I've started three thematic microblogs you may be interested in.
Sunday, May 05, 2013
Thursday, October 18, 2012
Thursday, May 10, 2012
Saturday, December 03, 2011
Thursday, September 15, 2011
My new implementation of random mate for mapreduce, using the package rmr from Revolution Analytics open source project RHadoop.
Posted by Antonio Piccolboni on Thursday, September 15, 2011
Wednesday, April 27, 2011
At long last, a complete implementation of the algorithm I described some time ago.
Posted by Antonio Piccolboni on Wednesday, April 27, 2011
Friday, April 15, 2011
Monday, April 11, 2011
Thursday, April 07, 2011
Monday, November 29, 2010

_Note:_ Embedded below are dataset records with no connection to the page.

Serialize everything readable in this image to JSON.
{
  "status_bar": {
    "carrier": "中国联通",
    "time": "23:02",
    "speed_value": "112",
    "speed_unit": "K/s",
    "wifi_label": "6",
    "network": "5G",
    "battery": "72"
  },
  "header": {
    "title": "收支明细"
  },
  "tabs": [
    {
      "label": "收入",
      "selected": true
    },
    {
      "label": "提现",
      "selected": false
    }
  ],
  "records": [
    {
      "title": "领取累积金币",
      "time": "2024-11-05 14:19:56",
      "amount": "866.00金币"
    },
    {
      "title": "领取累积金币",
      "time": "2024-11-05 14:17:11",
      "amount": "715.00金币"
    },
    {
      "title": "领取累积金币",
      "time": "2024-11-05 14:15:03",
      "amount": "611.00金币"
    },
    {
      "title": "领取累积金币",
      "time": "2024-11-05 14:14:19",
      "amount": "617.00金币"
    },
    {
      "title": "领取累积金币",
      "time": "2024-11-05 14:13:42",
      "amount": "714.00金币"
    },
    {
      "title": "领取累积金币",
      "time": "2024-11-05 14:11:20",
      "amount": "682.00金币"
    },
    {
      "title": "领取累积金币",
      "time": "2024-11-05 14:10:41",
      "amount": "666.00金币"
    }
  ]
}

From a job interview challenge, an interesting probability exercise in two parts. One of the themes here is pretty standard fare. You are given a clearly defined random procedure whose outcome is a mixture of two distributions. The problem is, given a certain set of outcomes, find which of the two distributions it is coming from. For instance, imagine you have to assign one of two classes to an item based on repeated noisy measurements and you know the relative size of the two classes (a priori probability of belonging to one of the two). The second part of the challenge is a bit more interesting but also eccentric. It is asking for a best case outcome that would make it easiest (smallest sample) to detect the class of the item with a certain error probability. I am not aware of any practical statistical question where such a best case problem arises, even if we consider the converse, the worst case outcome. But being used to worst case analysis from my CS training, I came up with an optimality proof based on induction and manipulation of binomial coefficients, which confirms the intuition that a very unlikely, extreme outcome is the best one. The main idea is that when lower bounding an expression including binomial coefficients, it is somehow easier to prove a tight lower bound because the binomial coefficients on the two sides of the inequality are very similar in that case and one can simplify a lot and then use simple algebra. It won't set the world of Mathematics abuzz, but it seemed interesting enough to share.
Posted by Antonio Piccolboni on Monday, November 29, 2010